  • 23A: Endearing, as a smile (winsome) - this came to me almost instantly. Why? I love the word. "Her WINSOME smile drew him in. He ROMANCED (10D: Worked one's wiles on) her for a nearly a year before finally proposing. They then went to the ALTAR (38A: Union station?), where they each said 'I DO' (8D: Witness statement)" - notice how I skillfully sidestepped ASPISH, STALEMATE, SKEWER, and CAPTOR in that marriage narrative. People like a happy ending.
  • 24A: King's successor as S.C.L.C. president (Abernathy) - no idea, but had the ABERN-, so really, what else could it have been?
  • 27A: Shrink (cower) - fortuitous error here: my first entry, when I had no crosses, was LOWER.
  • 47A: Their work stinks (tanners) - And TANNERS around the world collectively say, "Aw, c'mon! There's gotta be a better way to get us in the puzzle."
  • 49A: What a lack of evidence of forced entry might indicate (inside job) - had the -OB and got it instantly. Reminds me of Spike Lee's "Inside Man" - fantastic movie.
  • 55A: Orthodox Church council (Holy Synod) - had the -OD and knew I was dealing with a SYNOD. Later on, I guessed at what four-letter word needed to precede it.
  • 4D: Sucrose polyester, more familiarly (olestra) - fake fat. This has been in the puzzle before, a number of times. Expect to see it again.
  • 11D: Longtime NBC sports exec (Ebersol) - had the -SOL, got it easily. Hey, he is married to Kate. Or is it Allie? I get them confused.
  • 20D: One of Ferdinand II's kingdoms (Aragon) - I had ARABIA at first, HA ha. I love when I can look back on my wrong answers and laugh.
  • 25D: "Wild Thing" band, with "the" (Troggs) - thought this was the answer, but it looked so silly with the two "G"s that I couldn't commit to it until it was mostly filled in.
  • 37D: Bonus Army member (veteran) - No Idea. At one point, not really paying attention to the clue, I figured the answer had to be VATICAN.
  • 39D: Cabin addition (lean-to) - this is pretty common fare. I never really picture it, though, so the "cabin" part threw me for a tiny bit.
  • 40D: Heel bone, e.g. (tarsal) - here, the puzzle gets anatomical on you. It's zigging and zagging all over the place. Perfect action for a Friday. On Friday, I want my puzzle to thrash like a dying shark. Only ... without the dying, suffering animal. Be nice to sharks. They get a bad rap.
  • 42D: Bridge declaration ("Land, ho!") - and I leave you today with my favorite answer - one which made No sense to me until after the puzzle was done and the tertiary meaning of "bridge" popped into my head. Before that I was thinking. "Wow, bridge is an even sillier game than I'd imagined."
Signed, Rex Parker, King of CrossWorld

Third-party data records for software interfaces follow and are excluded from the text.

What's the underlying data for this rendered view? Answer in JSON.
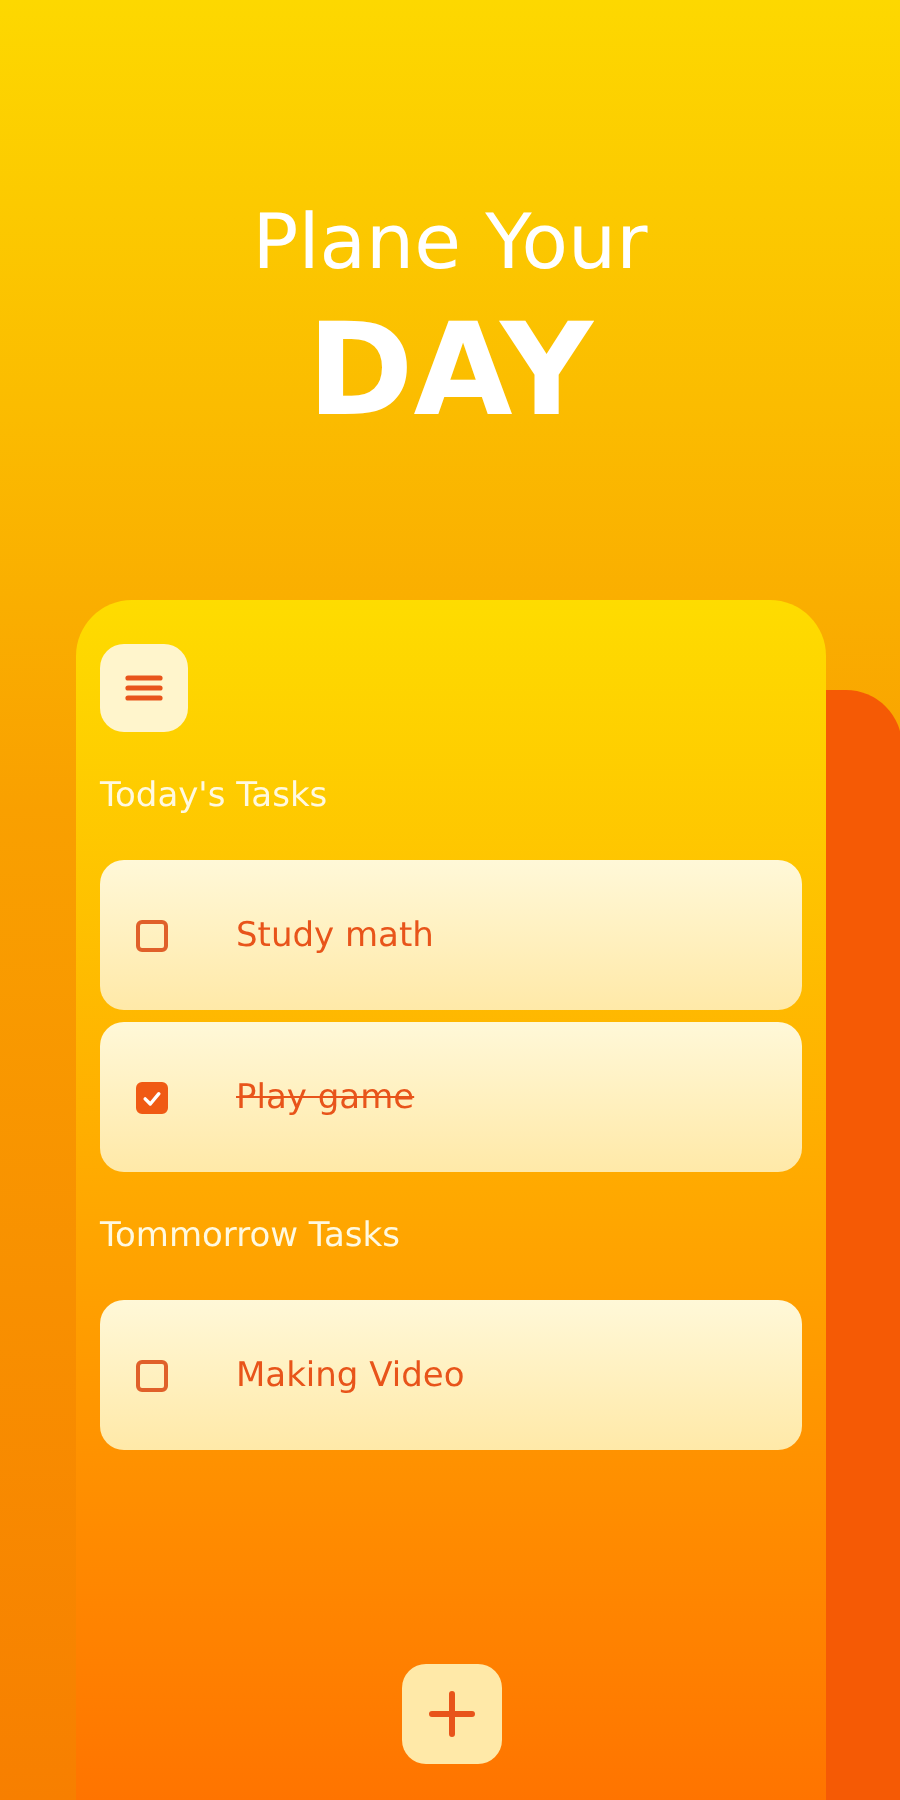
{
  "headline": {
    "line_1": "Plane Your",
    "line_2": "DAY"
  },
  "sections": [
    {
      "title": "Today's Tasks",
      "tasks": [
        {
          "label": "Study math",
          "checked": false
        },
        {
          "label": "Play game",
          "checked": true
        }
      ]
    },
    {
      "title": "Tommorrow Tasks",
      "tasks": [
        {
          "label": "Making Video",
          "checked": false
        }
      ]
    }
  ]
}
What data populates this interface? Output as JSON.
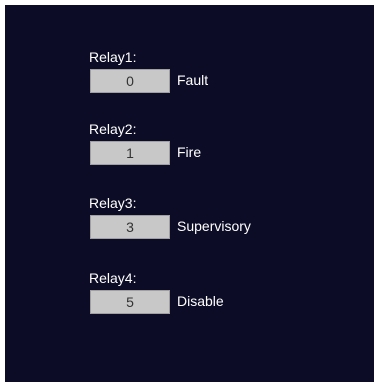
{
  "relays": [
    {
      "label": "Relay1:",
      "value": "0",
      "description": "Fault"
    },
    {
      "label": "Relay2:",
      "value": "1",
      "description": "Fire"
    },
    {
      "label": "Relay3:",
      "value": "3",
      "description": "Supervisory"
    },
    {
      "label": "Relay4:",
      "value": "5",
      "description": "Disable"
    }
  ],
  "colors": {
    "background": "#0c0c26",
    "field": "#c8c8c8",
    "text": "#ffffff"
  }
}
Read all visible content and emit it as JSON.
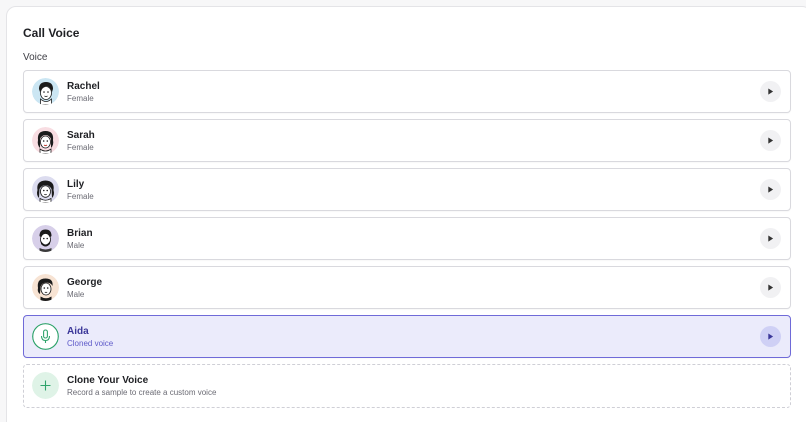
{
  "section": {
    "title": "Call Voice",
    "field_label": "Voice"
  },
  "voices": [
    {
      "name": "Rachel",
      "description": "Female",
      "avatar": "rachel-avatar-icon",
      "avatar_bg": "#cbe6f3"
    },
    {
      "name": "Sarah",
      "description": "Female",
      "avatar": "sarah-avatar-icon",
      "avatar_bg": "#f8dde2"
    },
    {
      "name": "Lily",
      "description": "Female",
      "avatar": "lily-avatar-icon",
      "avatar_bg": "#dcdcef"
    },
    {
      "name": "Brian",
      "description": "Male",
      "avatar": "brian-avatar-icon",
      "avatar_bg": "#d7cfe9"
    },
    {
      "name": "George",
      "description": "Male",
      "avatar": "george-avatar-icon",
      "avatar_bg": "#f7e3d3"
    },
    {
      "name": "Aida",
      "description": "Cloned voice",
      "avatar": "microphone-icon",
      "selected": true
    }
  ],
  "clone": {
    "title": "Clone Your Voice",
    "description": "Record a sample to create a custom voice",
    "icon": "plus-icon"
  },
  "colors": {
    "accent": "#6f6ad8",
    "selected_bg": "#ebebfb",
    "green": "#2fa36b",
    "green_bg": "#dff3e7"
  }
}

EJC on yesterday's puzzle:

[drawing by Emily Cureton]


  © Free Blogger Templates Columnus by 2008

Back to TOP